Sal Ciriello, DTSC/Permitting
Robert Aragon, DTSC/Investigations
Jeff Wong, CAL DHS
Ed Bailey, Chief CAL DHS Radiological Services
Nabil Al-Hadithy, City of Berkeley
To the Mayor and City Council Members of Berkeley, February 28, 2003
Enclosed please find our comments addressed to the U S Environmental
Protection Agency (US EPA), Region 9, regarding the Lawrence Berkeley
National Laboratory’s (LBNL) Delisting Petition. We are requesting
that US EPA deny the Delisting Petition for the many reasons stated
in our letter.
We are respectfully asking for your support to
assure that the Delisting Petition is denied. The Berkeley City Council
voted unanimously on September 15, 1998 to request LBNL “to cease
all oxidation/incineration/treatment of mixed waste and all radioactive
releases”. (Resolution #59,695A-N.S.) This action was taken after an accident at the National Tritium Labeling
Facility (NTLF), in July of 1998, when silica gel containing high activity
tritium mixed waste was placed into a kiln at the NTLF which resulted
in a fifty (50) Curie release into the environment.
This is not an isolated example, since monitoring after 1998, while
the study was ongoing, showed that radioactivity continued to be released,
and sample handling and other operations of the process could easily
have contributed to a large portion of these releases.
During the past two decades radioactive Tritium has been released into

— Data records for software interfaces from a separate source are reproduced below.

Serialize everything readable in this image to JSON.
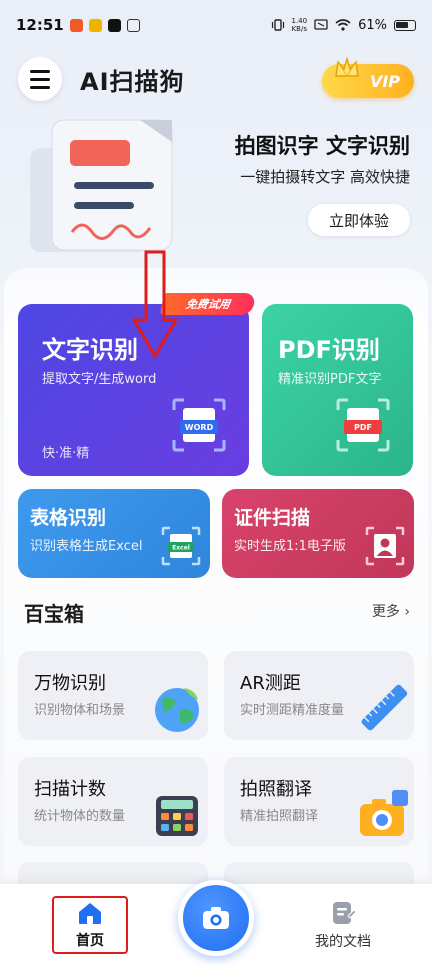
{
  "status_bar": {
    "time": "12:51",
    "net_speed_value": "1.40",
    "net_speed_unit": "KB/s",
    "battery": "61%"
  },
  "header": {
    "title": "AI扫描狗",
    "vip_label": "VIP"
  },
  "banner": {
    "title": "拍图识字 文字识别",
    "subtitle": "一键拍摄转文字 高效快捷",
    "button": "立即体验"
  },
  "features": {
    "text_recognition": {
      "badge": "免费试用",
      "title": "文字识别",
      "subtitle": "提取文字/生成word",
      "tag": "快·准·精",
      "icon_label": "WORD"
    },
    "pdf_recognition": {
      "title": "PDF识别",
      "subtitle": "精准识别PDF文字",
      "icon_label": "PDF"
    },
    "table_recognition": {
      "title": "表格识别",
      "subtitle": "识别表格生成Excel",
      "icon_label": "Excel"
    },
    "id_scan": {
      "title": "证件扫描",
      "subtitle": "实时生成1:1电子版"
    }
  },
  "toolbox": {
    "title": "百宝箱",
    "more": "更多",
    "items": [
      {
        "title": "万物识别",
        "subtitle": "识别物体和场景"
      },
      {
        "title": "AR测距",
        "subtitle": "实时测距精准度量"
      },
      {
        "title": "扫描计数",
        "subtitle": "统计物体的数量"
      },
      {
        "title": "拍照翻译",
        "subtitle": "精准拍照翻译"
      }
    ]
  },
  "bottom_nav": {
    "home": "首页",
    "docs": "我的文档"
  },
  "colors": {
    "primary_blue": "#1f6ff0",
    "text_card": "#4e47e3",
    "pdf_card": "#2bb58a",
    "table_card": "#2f86dc",
    "id_card": "#c03759",
    "annotation_red": "#e01b1b"
  }
}
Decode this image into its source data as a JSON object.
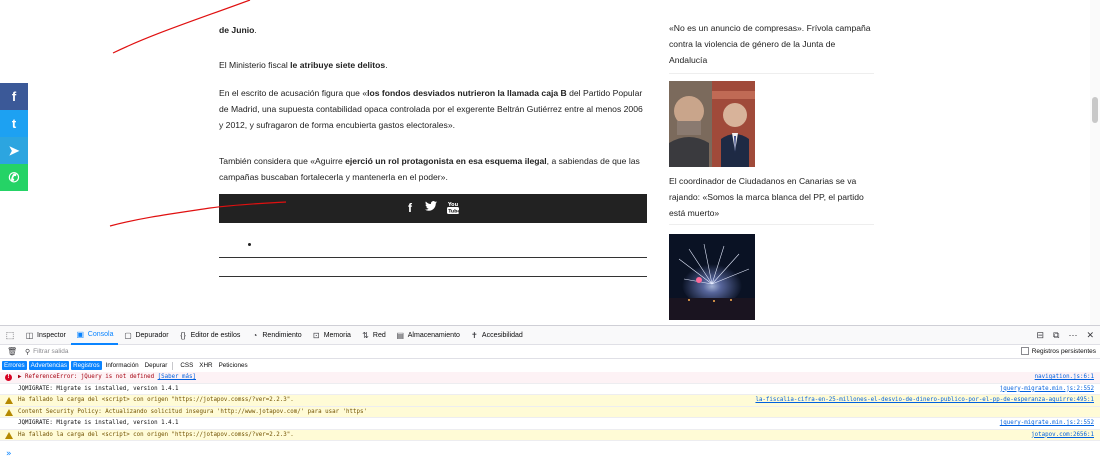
{
  "article": {
    "p1_bold": "de Junio",
    "p1_tail": ".",
    "p2_pre": "El Ministerio fiscal ",
    "p2_bold": "le atribuye siete delitos",
    "p2_tail": ".",
    "p3_pre": "En el escrito de acusación figura que «",
    "p3_bold": "los fondos desviados nutrieron la llamada caja B",
    "p3_tail": " del Partido Popular de Madrid, una supuesta contabilidad opaca controlada por el exgerente Beltrán Gutiérrez entre al menos 2006 y 2012, y sufragaron de forma encubierta gastos electorales».",
    "p4_pre": "También considera que «Aguirre ",
    "p4_bold": "ejerció un rol protagonista en esa esquema ilegal",
    "p4_tail": ", a sabiendas de que las campañas buscaban fortalecerla y mantenerla en el poder»."
  },
  "share_bar": {
    "facebook": "f",
    "twitter": "🐦",
    "youtube": "▶"
  },
  "social": {
    "facebook": "f",
    "twitter": "t",
    "telegram": "➤",
    "whatsapp": "✆"
  },
  "sidebar": {
    "item1": "«No es un anuncio de compresas». Frívola campaña contra la violencia de género de la Junta de Andalucía",
    "item2": "El coordinador de Ciudadanos en Canarias se va rajando: «Somos la marca blanca del PP, el partido está muerto»"
  },
  "devtools": {
    "tabs": [
      {
        "label": "Inspector",
        "icon": "inspector-icon"
      },
      {
        "label": "Consola",
        "icon": "console-icon"
      },
      {
        "label": "Depurador",
        "icon": "debugger-icon"
      },
      {
        "label": "Editor de estilos",
        "icon": "style-editor-icon"
      },
      {
        "label": "Rendimiento",
        "icon": "performance-icon"
      },
      {
        "label": "Memoria",
        "icon": "memory-icon"
      },
      {
        "label": "Red",
        "icon": "network-icon"
      },
      {
        "label": "Almacenamiento",
        "icon": "storage-icon"
      },
      {
        "label": "Accesibilidad",
        "icon": "accessibility-icon"
      }
    ],
    "active_tab": "Consola",
    "filter_placeholder": "Filtrar salida",
    "persist_label": "Registros persistentes",
    "levels": [
      "Errores",
      "Advertencias",
      "Registros",
      "Información",
      "Depurar"
    ],
    "types": [
      "CSS",
      "XHR",
      "Peticiones"
    ],
    "messages": [
      {
        "kind": "err",
        "text": "▶ ReferenceError: jQuery is not defined ",
        "more": "[Saber más]",
        "source": "navigation.js:6:1"
      },
      {
        "kind": "log-plain",
        "text": "JQMIGRATE: Migrate is installed, version 1.4.1",
        "more": "",
        "source": "jquery-migrate.min.js:2:552"
      },
      {
        "kind": "warn",
        "text": "Ha fallado la carga del <script> con origen \"https://jotapov.comss/?ver=2.2.3\".",
        "more": "",
        "source": "la-fiscalia-cifra-en-25-millones-el-desvio-de-dinero-publico-por-el-pp-de-esperanza-aguirre:495:1"
      },
      {
        "kind": "warn",
        "text": "Content Security Policy: Actualizando solicitud insegura 'http://www.jotapov.com/' para usar 'https'",
        "more": "",
        "source": ""
      },
      {
        "kind": "log-plain",
        "text": "JQMIGRATE: Migrate is installed, version 1.4.1",
        "more": "",
        "source": "jquery-migrate.min.js:2:552"
      },
      {
        "kind": "warn",
        "text": "Ha fallado la carga del <script> con origen \"https://jotapov.comss/?ver=2.2.3\".",
        "more": "",
        "source": "jotapov.com:2656:1"
      }
    ],
    "prompt": "»"
  }
}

the environment from the NTLF due to accidents and routine operations.
Because of this long-term environmental pollution, the US EPA determined
in July 1998 that LBNL qualified as a Superfund site, stating “ambient
air samples collected on and off the LBL site have contained Tritium
in concentrations that exceed the EPA’s Cancer Risk Screening
Concentrations. Tritium has also migrated to groundwater, surface water,
soil, and soil water, both within LBL boundaries and offsite.”
A large Tritium groundwater plume extends across the LBNL site, from
north to south and had already exited the site boundary in 1997 (with
concentrations of Tritium measuring as high 23,300 pCi/L, exceeding
EPA’s drinking water standard). It should be noted that Lawrence
Livermore National Laboratory’s (LLNL) Site 300 with its high
explosives test site, eight landfills, several waste lagoons, etc received
a Hazard Ranking Score (HRS) of 31.58. In comparison, LBNL’s HRS
score is 50.35. (All sites with a score of 28.5 or above qualify as
a Superfund site).
Furthermore, Tritium is continually measured in Chicken Creek, a tributary
to Strawberry Creek, which flows “daylighted” through the
UC Berkeley campus, city parks, back yards of private residences, and
to the San Francisco Bay. It is our understanding that if US EPA approves
LBNL’s Delisting Petition, the Lab will be able to continue the
Catalytic Chemical Oxidation of Tritiated Mixed-waste at the site and
thus continue this unnecessary degradation of the Berkeley environment.
Due to all of the above, we are asking you to support our city’s
resolution requesting LBNL “to cease all oxidation/incineration/treatment
of mixed waste and all radioactive releases and ask US EPA to deny LBNL’s
Pamela Sihvola Co-chair Committee to Minimize Toxic Waste
L A Wood Berkeley Community Environmental Commission*
*For identification only